Interview – Bionor still seeks an HIV cure
Immunotherapy is the current hot topic in oncology – so much so that many companies are attempting to rebrand their older drugs to take advantage of the surge in interest. It is more surprising to see this also happening in HIV, but this is the case with Bionor Pharma’s therapeutic HIV vaccine Vacc-4x.
“I wouldn’t necessarily say we’re a vaccine company,” the group's chief executive, David Solomon, tells EP Vantage. “We’re more of an immunotherapy company focused on HIV.” A couple of years ago Bionor was developing Vacc-4x as a monotherapy, but now it is using the vaccine with Celgene’s histone deacetylase inhibitor Istodax.
Istodax is the key to the Norwegian company’s “shock and kill” strategy, Mr Solomon explains. Istodax is approved for lymphoma, but not used in HIV.
When it comes to trying to cure HIV, “the problem is that the virus hides in reservoirs – cells in the skin, brain and gut. Therefore it's not seen by the immune system, so a vaccine wouldn’t work.” These reservoirs are now thought to be a major reason that HIV persists in spite of the success of current anti-retroviral agents.
Shock and awe

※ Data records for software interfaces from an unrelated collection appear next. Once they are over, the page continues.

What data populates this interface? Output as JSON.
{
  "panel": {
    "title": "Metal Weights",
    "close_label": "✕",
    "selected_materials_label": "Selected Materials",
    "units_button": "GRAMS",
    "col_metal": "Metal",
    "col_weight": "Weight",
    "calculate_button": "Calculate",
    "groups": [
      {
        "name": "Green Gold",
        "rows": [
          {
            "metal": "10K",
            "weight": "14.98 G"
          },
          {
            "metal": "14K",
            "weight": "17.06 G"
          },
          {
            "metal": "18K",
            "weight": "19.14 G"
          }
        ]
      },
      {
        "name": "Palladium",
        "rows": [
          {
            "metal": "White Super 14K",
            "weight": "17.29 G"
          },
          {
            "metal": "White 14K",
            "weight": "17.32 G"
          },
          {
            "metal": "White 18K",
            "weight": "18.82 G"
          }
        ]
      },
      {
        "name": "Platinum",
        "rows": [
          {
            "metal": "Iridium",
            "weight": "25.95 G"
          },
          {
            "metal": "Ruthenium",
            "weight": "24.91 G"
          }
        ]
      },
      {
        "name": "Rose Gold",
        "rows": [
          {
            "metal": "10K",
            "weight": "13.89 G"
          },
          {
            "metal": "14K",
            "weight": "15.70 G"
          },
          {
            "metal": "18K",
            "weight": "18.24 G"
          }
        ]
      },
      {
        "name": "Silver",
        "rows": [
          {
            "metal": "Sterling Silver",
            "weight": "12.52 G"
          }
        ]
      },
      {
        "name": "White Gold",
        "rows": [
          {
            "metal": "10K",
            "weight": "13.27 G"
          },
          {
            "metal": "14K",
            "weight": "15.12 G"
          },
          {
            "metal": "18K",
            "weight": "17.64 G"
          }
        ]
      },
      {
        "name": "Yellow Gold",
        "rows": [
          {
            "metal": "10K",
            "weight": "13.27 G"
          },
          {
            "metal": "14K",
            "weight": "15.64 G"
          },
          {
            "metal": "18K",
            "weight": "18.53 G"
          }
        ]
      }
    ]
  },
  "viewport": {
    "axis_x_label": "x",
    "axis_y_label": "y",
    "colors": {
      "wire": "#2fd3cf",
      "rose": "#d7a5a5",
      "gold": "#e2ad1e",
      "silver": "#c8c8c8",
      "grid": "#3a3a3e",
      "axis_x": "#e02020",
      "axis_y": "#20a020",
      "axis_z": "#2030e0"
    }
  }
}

Mr Solomon claims that Istodax is able to "flush out" the HIV virus from these hiding places into the patient’s bloodstream – there is some evidencefor this, although the mechanism remains unclear. Then it can be killed, and this is where Vacc-4x comes in – it is designed to generate an immune response to parts of the p24 protein in the virus.
The vaccine has shown some promise as a monotherapy, but ultimately has not been able to eradicate HIV completely. So, although Bionor is not ruling out future monotherapy trials, its current focus is the combination with Istodax.
Vacc-4x is being tested in the 20-patient phase I/IIa Reduc study, which is split into two sections. The first, where patients were administered Istodax alone, has already reported that the drug did indeed reactivate HIV.
And according to the company, interim results from Part B, in which patients also received one dose of Vacc-4x, show the first signs that its strategy could be successful. “Seven of the nine patients from the interim analysis had no viral RNA in the plasma at week 18,” Mr Solomon says.
“And two of the nine only had [detectable levels] at week 16 and 18 – in other words, they were viral RNA-free through the first 14 weeks.” Final results from part B in all 20 patients are expected by the end of the year.
Bionor is already planning the next study, Bioskill, which has a similar design but will take place in additional countries and include more patients – around 100-200, according to Mr Solomon. Slated to start in 2016, results could be available in around two years’ time.
Next up could be a triple combination, perhaps with the current flavour of the month, PD-1 inhibitors. “I think three is the magic number,” the chief executive says, comparing Bionor's approach to anti-retrovirals, which are usually given in combination.
“I would say the same is true in cure. Probably you need a latency reversing agent and an immunotherapy or a vaccine, and I would bet you also need an immunomodulatory agent. Maybe a neutralising antibody against HIV, maybe a PD-1 inhibitor.”
Even so, this “does not mean the combination of two drugs won’t be successful”, Mr Solomon adds. And positive results from the Bioskill trial might spur a partner to get involved.
Interested parties could include Gilead Sciences, Merck & Co and GlaxoSmithKline, which all have latency reversal agents that would play the same role as Istodax. Glaxo is already investigating the shock and kill approach in a joint venture with the University of North Carolina.
But although Bionor is talking to potential partners, Mr Solomon is adamant that the company wants to advance Vacc-4x on its own for a while longer. “Our strategy is to get more data, because then there’s more value for our company and shareholders.”
One compelling factor in favour of Bionor’s approach is likely to be cost. If Vacc-4x can keep patients virus-free for one to two years it could be administered annually for a few thousand dollars per course, compared with tens of thousands per year for the current gold-standard anti-retroviral therapy, HAART.
This would also make the vaccine an attractive option in the developing world – but the cost will likely need to be even lower there.
Even in wealthier nations, healthcare systems are desperate to save money, and patients also want to avoid the side effects and stigma of HIV medications. And in the US the battle against HIV/AIDS is far from being won, contended a recent NEJM article.
If these reasons do not convince big pharma to get involved, simple economics might. “Anti-retrovirals will go off patent [soon] and the big companies need something new,” Mr Solomon says. “We’re part of that feeding chain of innovation.”
|Bioskill||Not yet available|